Balloon Tamponade of Gastroesophageal Varices

  • Patient with known portal hypertension or prior variceal hemorrhage with substantial ongoing upper GI bleeding despite optimal medical therapy and for whom endoscopy is unavailable
  • Endoscopy readily available
  • Sedation should be provided during procedure. Head of bed should be elevated to 45 if possible or placed in left lateral decubitus position.
  • Stomach is evacuated with gastric lavage, NGT removed.
  • Currently there are two types of gastroesophageal balloon tamponade (GEBT) tubes available: The three-lumen Sengstaken-Blakemore tube (gastric balloon, esophageal balloon, and gastric aspiration) and the fourlumen Minnesota tube (which adds an esophageal aspiration port).
  • All balloons are collapsed and balloon ports clamped. Tube is then passed through mouth/nose into stomach. Suction is applied to gastric and esophageal aspiration lumens and position confirmed by X-ray. Increments of 100 mL of air are introduced through the gastric balloon inflation lumen until the recommended total volume (usually 500 mL) fills the gastric balloon. The intragastric balloon pressure is monitored. If high, balloon is likely in the esophagus and should be deflated and replaced into stomach. Once the gastric balloon is inflated, the tube is pulled back until the resistance of the diaphragm is firmly felt and the proximal end is secured using a traction device.
  • If blood is still detected in the gastric aspiration port (or in the esophageal aspiration port on a four-lumen tube) after lavage, the esophageal balloon should be inflated to the pressure recommended in the accompanying instructions (generally 30 to 45 mm Hg).
  • After bleeding has been controlled by the tamponade, the pressure in the esophageal balloon is generally reduced by 5 mm Hg every 3 hours until an intraesophageal balloon pressure of 25 mm Hg is achieved without ongoing bleeding.
  •  Ulceration of mucosal surfaces, mucosal ischemia inducing esophageal necrosis, aspiration pneumonia, asphyxiation, duodenal rupture

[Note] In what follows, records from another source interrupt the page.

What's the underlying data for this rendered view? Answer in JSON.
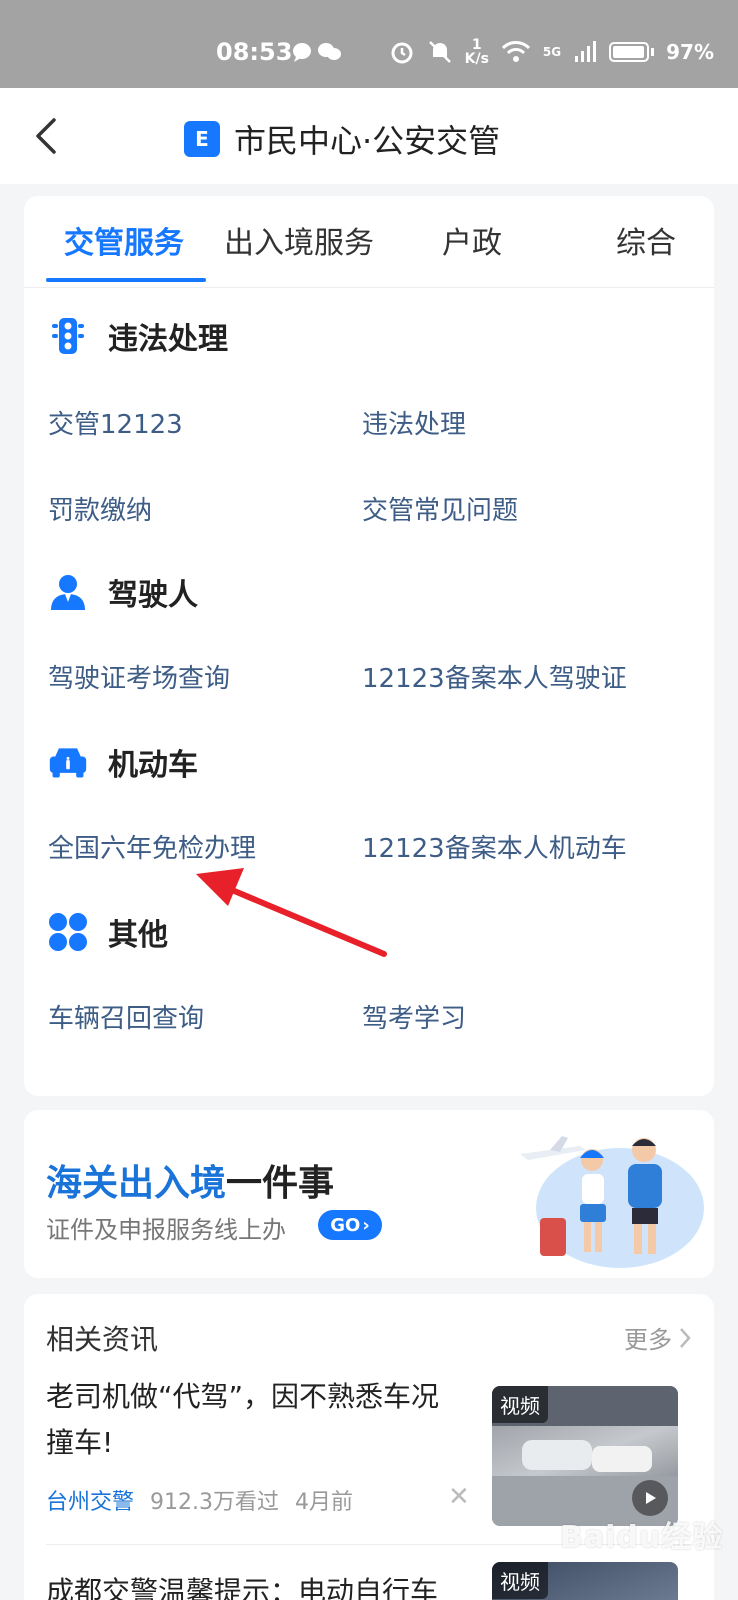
{
  "status_bar": {
    "time": "08:53",
    "net_speed_value": "1",
    "net_speed_unit": "K/s",
    "signal": "5G",
    "battery": "97%"
  },
  "nav": {
    "logo_glyph": "E",
    "title": "市民中心·公安交管"
  },
  "tabs": [
    {
      "label": "交管服务",
      "active": true
    },
    {
      "label": "出入境服务"
    },
    {
      "label": "户政"
    },
    {
      "label": "综合"
    }
  ],
  "sections": [
    {
      "title": "违法处理",
      "icon": "traffic-light-icon",
      "links": [
        "交管12123",
        "违法处理",
        "罚款缴纳",
        "交管常见问题"
      ]
    },
    {
      "title": "驾驶人",
      "icon": "driver-icon",
      "links": [
        "驾驶证考场查询",
        "12123备案本人驾驶证"
      ]
    },
    {
      "title": "机动车",
      "icon": "car-icon",
      "links": [
        "全国六年免检办理",
        "12123备案本人机动车"
      ]
    },
    {
      "title": "其他",
      "icon": "grid-icon",
      "links": [
        "车辆召回查询",
        "驾考学习"
      ]
    }
  ],
  "banner": {
    "title_highlight": "海关出入境",
    "title_rest": "一件事",
    "subtitle": "证件及申报服务线上办",
    "go_label": "GO"
  },
  "news": {
    "header": "相关资讯",
    "more": "更多",
    "items": [
      {
        "title": "老司机做“代驾”，因不熟悉车况撞车!",
        "source": "台州交警",
        "views": "912.3万看过",
        "time": "4月前",
        "tag": "视频"
      },
      {
        "title": "成都交警温馨提示：电动自行车",
        "tag": "视频"
      }
    ]
  },
  "watermark": "Baidu经验",
  "colors": {
    "accent": "#1677ff",
    "link": "#3d5c86",
    "status_bar": "#a3a3a3",
    "annotation": "#e8202a"
  }
}
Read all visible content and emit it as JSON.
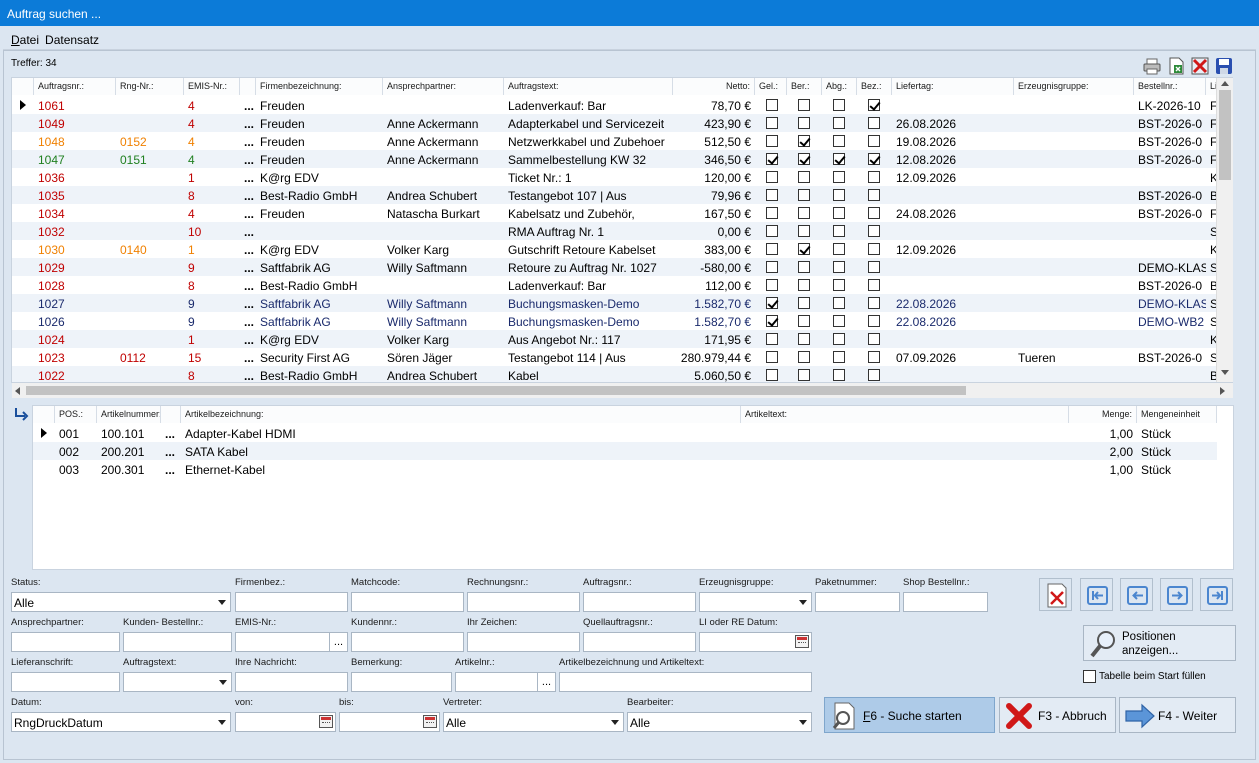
{
  "window": {
    "title": "Auftrag suchen ..."
  },
  "menu": {
    "datei": "Datei",
    "datensatz": "Datensatz"
  },
  "treffer": "Treffer: 34",
  "grid1": {
    "columns": [
      "Auftragsnr.:",
      "Rng-Nr.:",
      "EMIS-Nr.:",
      "Firmenbezeichnung:",
      "Ansprechpartner:",
      "Auftragstext:",
      "Netto:",
      "Gel.:",
      "Ber.:",
      "Abg.:",
      "Bez.:",
      "Liefertag:",
      "Erzeugnisgruppe:",
      "Bestellnr.:",
      "Li"
    ],
    "rows": [
      {
        "nr": "1061",
        "rng": "",
        "emis": "4",
        "firma": "Freuden",
        "ansp": "",
        "text": "Ladenverkauf: Bar",
        "netto": "78,70 €",
        "gel": false,
        "ber": false,
        "abg": false,
        "bez": true,
        "liefer": "",
        "gruppe": "",
        "bestell": "LK-2026-10",
        "li": "Fr",
        "color": "red",
        "selected": true
      },
      {
        "nr": "1049",
        "rng": "",
        "emis": "4",
        "firma": "Freuden",
        "ansp": "Anne Ackermann",
        "text": "Adapterkabel und Servicezeit",
        "netto": "423,90 €",
        "gel": false,
        "ber": false,
        "abg": false,
        "bez": false,
        "liefer": "26.08.2026",
        "gruppe": "",
        "bestell": "BST-2026-0",
        "li": "Fr",
        "color": "red"
      },
      {
        "nr": "1048",
        "rng": "0152",
        "emis": "4",
        "firma": "Freuden",
        "ansp": "Anne Ackermann",
        "text": "Netzwerkkabel und Zubehoer",
        "netto": "512,50 €",
        "gel": false,
        "ber": true,
        "abg": false,
        "bez": false,
        "liefer": "19.08.2026",
        "gruppe": "",
        "bestell": "BST-2026-0",
        "li": "Fr",
        "color": "orange"
      },
      {
        "nr": "1047",
        "rng": "0151",
        "emis": "4",
        "firma": "Freuden",
        "ansp": "Anne Ackermann",
        "text": "Sammelbestellung KW 32",
        "netto": "346,50 €",
        "gel": true,
        "ber": true,
        "abg": true,
        "bez": true,
        "liefer": "12.08.2026",
        "gruppe": "",
        "bestell": "BST-2026-0",
        "li": "Fr",
        "color": "green"
      },
      {
        "nr": "1036",
        "rng": "",
        "emis": "1",
        "firma": "K@rg EDV",
        "ansp": "",
        "text": "Ticket Nr.: 1",
        "netto": "120,00 €",
        "gel": false,
        "ber": false,
        "abg": false,
        "bez": false,
        "liefer": "12.09.2026",
        "gruppe": "",
        "bestell": "",
        "li": "K",
        "color": "red"
      },
      {
        "nr": "1035",
        "rng": "",
        "emis": "8",
        "firma": "Best-Radio GmbH",
        "ansp": "Andrea Schubert",
        "text": "Testangebot 107 | Aus",
        "netto": "79,96 €",
        "gel": false,
        "ber": false,
        "abg": false,
        "bez": false,
        "liefer": "",
        "gruppe": "",
        "bestell": "BST-2026-0",
        "li": "Be",
        "color": "red"
      },
      {
        "nr": "1034",
        "rng": "",
        "emis": "4",
        "firma": "Freuden",
        "ansp": "Natascha Burkart",
        "text": "Kabelsatz und Zubehör,",
        "netto": "167,50 €",
        "gel": false,
        "ber": false,
        "abg": false,
        "bez": false,
        "liefer": "24.08.2026",
        "gruppe": "",
        "bestell": "BST-2026-0",
        "li": "Fr",
        "color": "red"
      },
      {
        "nr": "1032",
        "rng": "",
        "emis": "10",
        "firma": "",
        "ansp": "",
        "text": "RMA Auftrag Nr. 1",
        "netto": "0,00 €",
        "gel": false,
        "ber": false,
        "abg": false,
        "bez": false,
        "liefer": "",
        "gruppe": "",
        "bestell": "",
        "li": "Sp",
        "color": "red"
      },
      {
        "nr": "1030",
        "rng": "0140",
        "emis": "1",
        "firma": "K@rg EDV",
        "ansp": "Volker Karg",
        "text": "Gutschrift Retoure Kabelset",
        "netto": "383,00 €",
        "gel": false,
        "ber": true,
        "abg": false,
        "bez": false,
        "liefer": "12.09.2026",
        "gruppe": "",
        "bestell": "",
        "li": "K",
        "color": "orange"
      },
      {
        "nr": "1029",
        "rng": "",
        "emis": "9",
        "firma": "Saftfabrik AG",
        "ansp": "Willy Saftmann",
        "text": "Retoure zu Auftrag Nr. 1027",
        "netto": "-580,00 €",
        "gel": false,
        "ber": false,
        "abg": false,
        "bez": false,
        "liefer": "",
        "gruppe": "",
        "bestell": "DEMO-KLAS",
        "li": "Sa",
        "color": "red"
      },
      {
        "nr": "1028",
        "rng": "",
        "emis": "8",
        "firma": "Best-Radio GmbH",
        "ansp": "",
        "text": "Ladenverkauf: Bar",
        "netto": "112,00 €",
        "gel": false,
        "ber": false,
        "abg": false,
        "bez": false,
        "liefer": "",
        "gruppe": "",
        "bestell": "BST-2026-0",
        "li": "Be",
        "color": "red"
      },
      {
        "nr": "1027",
        "rng": "",
        "emis": "9",
        "firma": "Saftfabrik AG",
        "ansp": "Willy Saftmann",
        "text": "Buchungsmasken-Demo",
        "netto": "1.582,70 €",
        "gel": true,
        "ber": false,
        "abg": false,
        "bez": false,
        "liefer": "22.08.2026",
        "gruppe": "",
        "bestell": "DEMO-KLAS",
        "li": "Sa",
        "color": "navy"
      },
      {
        "nr": "1026",
        "rng": "",
        "emis": "9",
        "firma": "Saftfabrik AG",
        "ansp": "Willy Saftmann",
        "text": "Buchungsmasken-Demo",
        "netto": "1.582,70 €",
        "gel": true,
        "ber": false,
        "abg": false,
        "bez": false,
        "liefer": "22.08.2026",
        "gruppe": "",
        "bestell": "DEMO-WB2",
        "li": "Sa",
        "color": "navy"
      },
      {
        "nr": "1024",
        "rng": "",
        "emis": "1",
        "firma": "K@rg EDV",
        "ansp": "Volker Karg",
        "text": "Aus Angebot Nr.: 117",
        "netto": "171,95 €",
        "gel": false,
        "ber": false,
        "abg": false,
        "bez": false,
        "liefer": "",
        "gruppe": "",
        "bestell": "",
        "li": "K",
        "color": "red"
      },
      {
        "nr": "1023",
        "rng": "0112",
        "emis": "15",
        "firma": "Security First AG",
        "ansp": "Sören Jäger",
        "text": "Testangebot 114 | Aus",
        "netto": "280.979,44 €",
        "gel": false,
        "ber": false,
        "abg": false,
        "bez": false,
        "liefer": "07.09.2026",
        "gruppe": "Tueren",
        "bestell": "BST-2026-0",
        "li": "Se",
        "color": "red"
      },
      {
        "nr": "1022",
        "rng": "",
        "emis": "8",
        "firma": "Best-Radio GmbH",
        "ansp": "Andrea Schubert",
        "text": "Kabel",
        "netto": "5.060,50 €",
        "gel": false,
        "ber": false,
        "abg": false,
        "bez": false,
        "liefer": "",
        "gruppe": "",
        "bestell": "",
        "li": "Be",
        "color": "red"
      }
    ]
  },
  "grid2": {
    "columns": [
      "POS.:",
      "Artikelnummer:",
      "Artikelbezeichnung:",
      "Artikeltext:",
      "Menge:",
      "Mengeneinheit"
    ],
    "rows": [
      {
        "pos": "001",
        "art": "100.101",
        "bez": "Adapter-Kabel HDMI",
        "text": "",
        "menge": "1,00",
        "einheit": "Stück"
      },
      {
        "pos": "002",
        "art": "200.201",
        "bez": "SATA Kabel",
        "text": "",
        "menge": "2,00",
        "einheit": "Stück"
      },
      {
        "pos": "003",
        "art": "200.301",
        "bez": "Ethernet-Kabel",
        "text": "",
        "menge": "1,00",
        "einheit": "Stück"
      }
    ]
  },
  "dots": "...",
  "filters": {
    "status_label": "Status:",
    "status_value": "Alle",
    "firmenbez_label": "Firmenbez.:",
    "matchcode_label": "Matchcode:",
    "rechnungsnr_label": "Rechnungsnr.:",
    "auftragsnr_label": "Auftragsnr.:",
    "erzeugnisgruppe_label": "Erzeugnisgruppe:",
    "paketnummer_label": "Paketnummer:",
    "shopbestellnr_label": "Shop Bestellnr.:",
    "ansprechpartner_label": "Ansprechpartner:",
    "kundenbestellnr_label": "Kunden- Bestellnr.:",
    "emisnr_label": "EMIS-Nr.:",
    "kundennr_label": "Kundennr.:",
    "ihrzeichen_label": "Ihr Zeichen:",
    "quellauftragsnr_label": "Quellauftragsnr.:",
    "lidatum_label": "LI oder RE Datum:",
    "lieferanschrift_label": "Lieferanschrift:",
    "auftragstext_label": "Auftragstext:",
    "ihrenachricht_label": "Ihre Nachricht:",
    "bemerkung_label": "Bemerkung:",
    "artikelnr_label": "Artikelnr.:",
    "artikelbez_label": "Artikelbezeichnung und Artikeltext:",
    "datum_label": "Datum:",
    "datum_value": "RngDruckDatum",
    "von_label": "von:",
    "bis_label": "bis:",
    "vertreter_label": "Vertreter:",
    "vertreter_value": "Alle",
    "bearbeiter_label": "Bearbeiter:",
    "bearbeiter_value": "Alle"
  },
  "buttons": {
    "positionen": "Positionen anzeigen...",
    "tabelle_fuellen": "Tabelle beim Start füllen",
    "suche": "F6 - Suche starten",
    "abbruch": "F3 - Abbruch",
    "weiter": "F4 - Weiter"
  },
  "colors": {
    "titlebar": "#0c7bd8",
    "red": "#c00000",
    "orange": "#f08000",
    "green": "#208020",
    "navy": "#1a2a6c",
    "accent_button": "#aecbe8"
  }
}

  •  Pressure should be maintained at the lowest level that will stop bleeding from each of the aspiration suction ports.